The other nemesis of healthy hair is hot tools. “Ten years ago, the tools you’d buy at the store didn’t have the heat of salon products. Today the tools are just as progressive as those in a salon. The girls are stripping their hair of moisture and protein, making it frizzy, lifeless and dry.” Somewhat paradoxically, “what’s bad for hair is good for business,” she says. “We sell a lot of blow-dryers, curling irons, flat irons.”
Fortunately, hair care tends to be recession-proof, since it’s relatively affordable — a cut and color seem to slice through whatever is going on with the economy. “It’s a great business in terms of sustainability and income,” Jones says. In rough times, a person may choose not to buy a new car or eat out as much, but he or she will usually continue to get haircuts and highlights. And when times are good, salons are booming.
That’s true in part because hairdressers typically have the “expertise to analyze and prescribe,” she observes. “Think about it: you’re with your stylist for every big event in your life. As we get older, hair thins. A high percentage of women have balding problems. It’s devastating. So the stylist and client develop a relationship that deals with touchy personal issues as well as hair.”
Jones is as proud of Joico’s sustainability platform as she is of its products. The company invested in wind turbines as an alternative source of electricity to help power its plant in Geneva, New York. In 2011, it launched new packaging using a bioplastic resin hybrid, one of the first beauty companies to use this innovative material.
Jones is also an active philanthropist. She won the City of Hope’s Spirit of Life Award in 2011, partly in honor of her efforts to recruit beauty industry insiders to help raise funds for the top cancer hospital: in 2010, Joico created Beauty for A Cure, offering free online support for salons raising funds in their communities. “It started with Joico,” Jones said in a statement, “but the City of Hope Salon Industry. Leadership Council is very excited about exploring ways to take the program industrywide, as well as finding more ways to engage salons.” Beauty for a Cure has also helped salon pros raise funds for breast cancer and Hurricane Sandy charities.

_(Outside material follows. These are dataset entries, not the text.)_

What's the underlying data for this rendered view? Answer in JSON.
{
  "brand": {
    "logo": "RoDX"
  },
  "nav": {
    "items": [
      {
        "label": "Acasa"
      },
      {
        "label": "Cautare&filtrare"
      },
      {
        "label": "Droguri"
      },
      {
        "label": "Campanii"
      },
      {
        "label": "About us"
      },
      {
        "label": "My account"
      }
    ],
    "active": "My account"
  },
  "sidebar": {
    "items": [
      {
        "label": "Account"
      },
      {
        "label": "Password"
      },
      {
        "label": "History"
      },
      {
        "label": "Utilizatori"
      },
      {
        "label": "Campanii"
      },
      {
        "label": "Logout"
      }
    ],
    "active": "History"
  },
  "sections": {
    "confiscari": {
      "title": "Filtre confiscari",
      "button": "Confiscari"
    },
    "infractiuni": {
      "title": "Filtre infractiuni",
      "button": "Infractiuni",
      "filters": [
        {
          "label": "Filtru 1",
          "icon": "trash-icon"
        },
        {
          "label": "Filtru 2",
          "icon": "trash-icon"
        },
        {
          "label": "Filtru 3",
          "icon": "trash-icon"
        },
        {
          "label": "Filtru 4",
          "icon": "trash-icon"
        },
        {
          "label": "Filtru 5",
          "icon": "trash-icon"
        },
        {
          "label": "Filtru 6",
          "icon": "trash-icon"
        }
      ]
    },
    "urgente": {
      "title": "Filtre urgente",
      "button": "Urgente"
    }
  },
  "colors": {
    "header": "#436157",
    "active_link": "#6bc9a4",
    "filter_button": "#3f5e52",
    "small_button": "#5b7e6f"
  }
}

Jones is in the office before 7 a.m. to make those East Coast calls to the corporate office in Connecticut. She heads home at 3:30 p.m. because, although it’s only a 17-mile drive, the traffic can be murder. She learned early on, during those traveling salesperson days, how to avoid burnout by balancing work and life. “My work is a passion, not a burden,” says Jones, whose 24-year-old daughter, Chelsea, works as a wedding planner in Oahu. Jones always takes her vacation time; not surprisingly, it involves plenty of visits to Hawaii. She and her retired husband of 26 years, Wayne, are avid golfers.
But Jones considers her work at Joico among her most gratifying pursuits. She frequently refers to a 2014 study that revealed the prime ingredient in a woman’s self-confidence — good hair. “You can have Manolo shoes, a Chanel jacket,” she says, “but if the hair isn’t good, you’re having a bad day. You’re not going to feel good if the hair isn’t right.”